SOURCE INFORMATION:
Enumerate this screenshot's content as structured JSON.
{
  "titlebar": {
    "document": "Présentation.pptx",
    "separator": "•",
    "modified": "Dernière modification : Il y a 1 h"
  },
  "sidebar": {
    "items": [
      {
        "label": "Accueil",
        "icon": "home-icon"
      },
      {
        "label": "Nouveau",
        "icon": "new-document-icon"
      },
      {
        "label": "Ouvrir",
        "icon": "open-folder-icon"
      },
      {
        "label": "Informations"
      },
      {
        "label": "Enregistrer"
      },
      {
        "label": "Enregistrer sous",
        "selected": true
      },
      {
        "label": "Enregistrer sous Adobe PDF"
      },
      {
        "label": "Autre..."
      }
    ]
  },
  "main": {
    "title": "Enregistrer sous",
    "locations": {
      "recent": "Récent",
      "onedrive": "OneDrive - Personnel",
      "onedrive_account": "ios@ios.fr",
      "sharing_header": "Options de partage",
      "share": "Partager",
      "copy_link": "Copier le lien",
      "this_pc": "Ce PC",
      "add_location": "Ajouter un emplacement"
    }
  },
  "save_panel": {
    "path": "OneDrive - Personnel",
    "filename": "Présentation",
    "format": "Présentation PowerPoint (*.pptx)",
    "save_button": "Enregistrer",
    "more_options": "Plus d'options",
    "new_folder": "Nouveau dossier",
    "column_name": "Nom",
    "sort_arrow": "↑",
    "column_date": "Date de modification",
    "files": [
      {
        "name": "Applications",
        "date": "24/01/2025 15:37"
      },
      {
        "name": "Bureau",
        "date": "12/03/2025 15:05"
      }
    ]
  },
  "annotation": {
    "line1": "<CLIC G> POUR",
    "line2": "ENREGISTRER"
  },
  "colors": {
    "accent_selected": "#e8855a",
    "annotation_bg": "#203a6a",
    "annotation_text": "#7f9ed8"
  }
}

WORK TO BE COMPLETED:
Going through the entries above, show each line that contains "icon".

COMPLETED EXERCISE:
        "icon": "home-icon"
        "icon": "new-document-icon"
        "icon": "open-folder-icon"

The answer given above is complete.